(Records from a data collection)
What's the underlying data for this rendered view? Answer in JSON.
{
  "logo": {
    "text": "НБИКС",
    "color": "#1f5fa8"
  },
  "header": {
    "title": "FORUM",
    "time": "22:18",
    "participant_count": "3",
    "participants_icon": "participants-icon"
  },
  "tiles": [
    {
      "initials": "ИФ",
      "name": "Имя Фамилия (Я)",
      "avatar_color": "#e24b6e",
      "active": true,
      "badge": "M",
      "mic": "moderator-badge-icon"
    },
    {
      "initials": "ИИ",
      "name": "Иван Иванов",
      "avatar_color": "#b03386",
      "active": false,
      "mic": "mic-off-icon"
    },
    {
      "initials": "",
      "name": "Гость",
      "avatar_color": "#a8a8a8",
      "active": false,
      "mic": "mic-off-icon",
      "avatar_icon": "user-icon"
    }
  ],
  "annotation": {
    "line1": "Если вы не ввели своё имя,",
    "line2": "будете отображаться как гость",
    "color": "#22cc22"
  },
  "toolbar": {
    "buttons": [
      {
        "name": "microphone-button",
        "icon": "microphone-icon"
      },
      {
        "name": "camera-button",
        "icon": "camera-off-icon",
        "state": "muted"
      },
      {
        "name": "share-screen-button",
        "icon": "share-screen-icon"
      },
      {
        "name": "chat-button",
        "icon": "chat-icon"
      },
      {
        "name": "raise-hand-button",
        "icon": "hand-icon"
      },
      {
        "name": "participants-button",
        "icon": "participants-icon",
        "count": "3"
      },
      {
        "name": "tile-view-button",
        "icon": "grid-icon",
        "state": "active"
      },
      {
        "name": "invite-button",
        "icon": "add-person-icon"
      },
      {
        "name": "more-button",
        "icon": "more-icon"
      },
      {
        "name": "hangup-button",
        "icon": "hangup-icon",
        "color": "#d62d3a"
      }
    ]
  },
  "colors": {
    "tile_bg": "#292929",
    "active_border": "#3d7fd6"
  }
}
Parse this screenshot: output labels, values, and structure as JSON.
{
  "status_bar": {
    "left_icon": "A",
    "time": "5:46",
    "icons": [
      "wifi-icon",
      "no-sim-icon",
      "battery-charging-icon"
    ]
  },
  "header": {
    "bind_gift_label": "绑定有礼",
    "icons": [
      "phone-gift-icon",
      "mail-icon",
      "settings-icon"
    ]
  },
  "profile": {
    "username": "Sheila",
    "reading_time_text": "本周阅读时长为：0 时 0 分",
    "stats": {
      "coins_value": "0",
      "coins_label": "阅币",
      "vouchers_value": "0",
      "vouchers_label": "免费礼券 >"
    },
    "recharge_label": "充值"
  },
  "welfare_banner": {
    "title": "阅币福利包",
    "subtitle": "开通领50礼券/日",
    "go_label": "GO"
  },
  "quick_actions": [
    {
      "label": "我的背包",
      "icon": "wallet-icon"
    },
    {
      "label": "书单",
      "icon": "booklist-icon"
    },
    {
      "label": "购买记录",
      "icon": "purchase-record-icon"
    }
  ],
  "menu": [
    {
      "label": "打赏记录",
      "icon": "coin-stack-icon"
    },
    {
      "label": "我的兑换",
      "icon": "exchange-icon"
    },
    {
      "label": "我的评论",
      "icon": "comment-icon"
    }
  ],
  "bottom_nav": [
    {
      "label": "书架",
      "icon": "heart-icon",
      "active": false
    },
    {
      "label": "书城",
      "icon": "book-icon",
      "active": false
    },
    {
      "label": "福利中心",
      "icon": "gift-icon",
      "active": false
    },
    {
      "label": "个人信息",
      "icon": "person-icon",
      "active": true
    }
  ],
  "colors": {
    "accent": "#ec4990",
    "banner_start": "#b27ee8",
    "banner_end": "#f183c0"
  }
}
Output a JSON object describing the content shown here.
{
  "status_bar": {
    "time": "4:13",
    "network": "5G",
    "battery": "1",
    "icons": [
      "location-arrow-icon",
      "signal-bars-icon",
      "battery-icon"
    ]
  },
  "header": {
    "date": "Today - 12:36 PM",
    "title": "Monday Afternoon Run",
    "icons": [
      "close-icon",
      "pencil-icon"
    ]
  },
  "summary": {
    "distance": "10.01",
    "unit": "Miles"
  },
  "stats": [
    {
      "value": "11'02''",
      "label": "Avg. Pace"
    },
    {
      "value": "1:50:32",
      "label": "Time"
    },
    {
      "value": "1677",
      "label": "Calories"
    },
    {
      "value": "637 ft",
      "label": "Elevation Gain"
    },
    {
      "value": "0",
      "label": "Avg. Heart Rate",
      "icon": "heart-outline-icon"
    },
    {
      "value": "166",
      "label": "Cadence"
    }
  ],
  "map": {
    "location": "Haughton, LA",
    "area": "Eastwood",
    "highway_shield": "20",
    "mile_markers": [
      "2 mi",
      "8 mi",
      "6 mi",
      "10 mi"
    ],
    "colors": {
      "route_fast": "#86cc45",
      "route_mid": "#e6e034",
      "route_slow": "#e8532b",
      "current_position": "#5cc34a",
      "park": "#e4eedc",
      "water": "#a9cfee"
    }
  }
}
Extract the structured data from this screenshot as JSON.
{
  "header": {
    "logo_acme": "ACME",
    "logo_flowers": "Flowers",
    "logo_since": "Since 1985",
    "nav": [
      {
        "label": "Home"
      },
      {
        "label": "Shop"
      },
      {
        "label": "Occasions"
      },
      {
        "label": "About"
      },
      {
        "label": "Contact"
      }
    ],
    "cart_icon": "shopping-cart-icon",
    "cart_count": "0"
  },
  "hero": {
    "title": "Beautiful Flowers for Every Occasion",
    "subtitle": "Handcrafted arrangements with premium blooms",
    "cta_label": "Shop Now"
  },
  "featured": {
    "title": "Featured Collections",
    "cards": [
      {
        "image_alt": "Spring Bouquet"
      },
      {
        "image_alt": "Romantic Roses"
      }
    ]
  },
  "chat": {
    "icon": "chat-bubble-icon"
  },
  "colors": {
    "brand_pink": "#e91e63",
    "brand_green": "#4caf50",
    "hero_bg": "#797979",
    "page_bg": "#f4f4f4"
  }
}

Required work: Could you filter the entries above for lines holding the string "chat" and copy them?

Answer:
        "name": "chat-button",
        "icon": "chat-icon"
  "chat": {
    "icon": "chat-bubble-icon"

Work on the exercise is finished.